● **Exercise brief**
The response must contain every line from the records below that has "Reparatur".

● **Data excerpts**
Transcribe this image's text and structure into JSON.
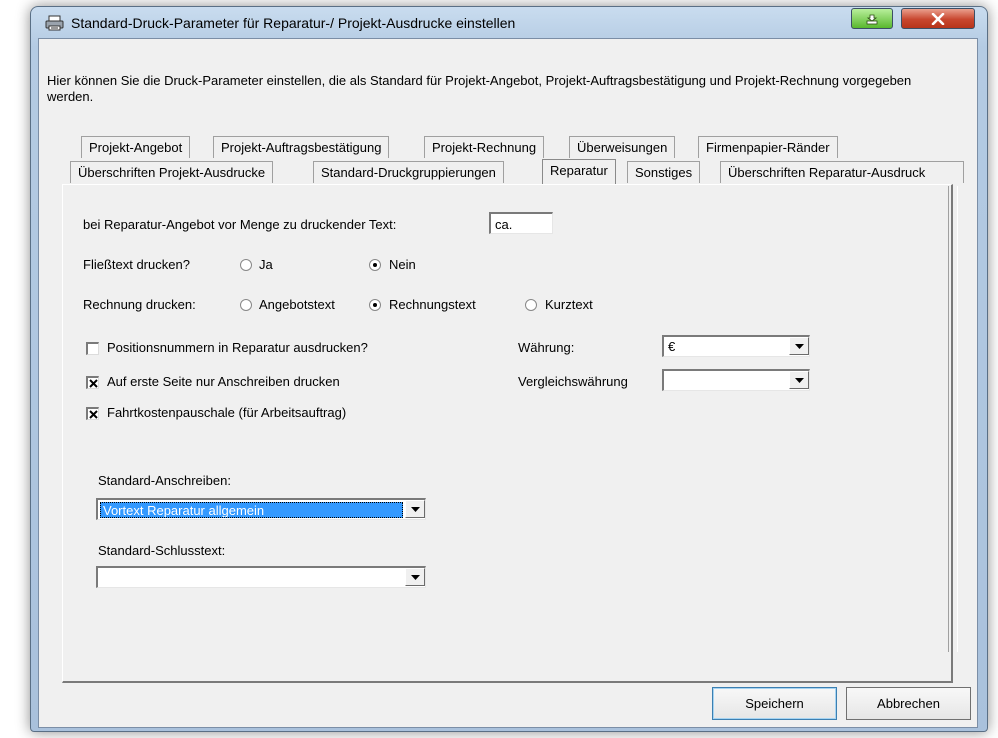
{
  "window": {
    "title": "Standard-Druck-Parameter für Reparatur-/ Projekt-Ausdrucke einstellen"
  },
  "description": "Hier können Sie die Druck-Parameter einstellen, die als Standard für Projekt-Angebot, Projekt-Auftragsbestätigung und Projekt-Rechnung vorgegeben werden.",
  "tabs_row1": [
    {
      "label": "Projekt-Angebot"
    },
    {
      "label": "Projekt-Auftragsbestätigung"
    },
    {
      "label": "Projekt-Rechnung"
    },
    {
      "label": "Überweisungen"
    },
    {
      "label": "Firmenpapier-Ränder"
    }
  ],
  "tabs_row2": [
    {
      "label": "Überschriften Projekt-Ausdrucke"
    },
    {
      "label": "Standard-Druckgruppierungen"
    },
    {
      "label": "Reparatur",
      "active": true
    },
    {
      "label": "Sonstiges"
    },
    {
      "label": "Überschriften Reparatur-Ausdruck"
    }
  ],
  "form": {
    "menge_text_label": "bei Reparatur-Angebot vor Menge zu druckender Text:",
    "menge_text_value": "ca.",
    "fliesstext_label": "Fließtext drucken?",
    "fliesstext_options": [
      "Ja",
      "Nein"
    ],
    "fliesstext_selected": "Nein",
    "rechnung_label": "Rechnung drucken:",
    "rechnung_options": [
      "Angebotstext",
      "Rechnungstext",
      "Kurztext"
    ],
    "rechnung_selected": "Rechnungstext",
    "checkbox_positionsnummern": {
      "label": "Positionsnummern in Reparatur ausdrucken?",
      "checked": false
    },
    "checkbox_erste_seite": {
      "label": "Auf erste Seite nur Anschreiben drucken",
      "checked": true
    },
    "checkbox_fahrtkosten": {
      "label": "Fahrtkostenpauschale (für Arbeitsauftrag)",
      "checked": true
    },
    "waehrung_label": "Währung:",
    "waehrung_value": "€",
    "vergleichswaehrung_label": "Vergleichswährung",
    "vergleichswaehrung_value": "",
    "anschreiben_label": "Standard-Anschreiben:",
    "anschreiben_value": "Vortext Reparatur allgemein",
    "schlusstext_label": "Standard-Schlusstext:",
    "schlusstext_value": ""
  },
  "buttons": {
    "save": "Speichern",
    "cancel": "Abbrechen"
  }
}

● **Output of the task**
    "title": "Standard-Druck-Parameter für Reparatur-/ Projekt-Ausdrucke einstellen"
      "label": "Reparatur",
      "label": "Überschriften Reparatur-Ausdruck"
    "menge_text_label": "bei Reparatur-Angebot vor Menge zu druckender Text:",
      "label": "Positionsnummern in Reparatur ausdrucken?",
    "anschreiben_value": "Vortext Reparatur allgemein",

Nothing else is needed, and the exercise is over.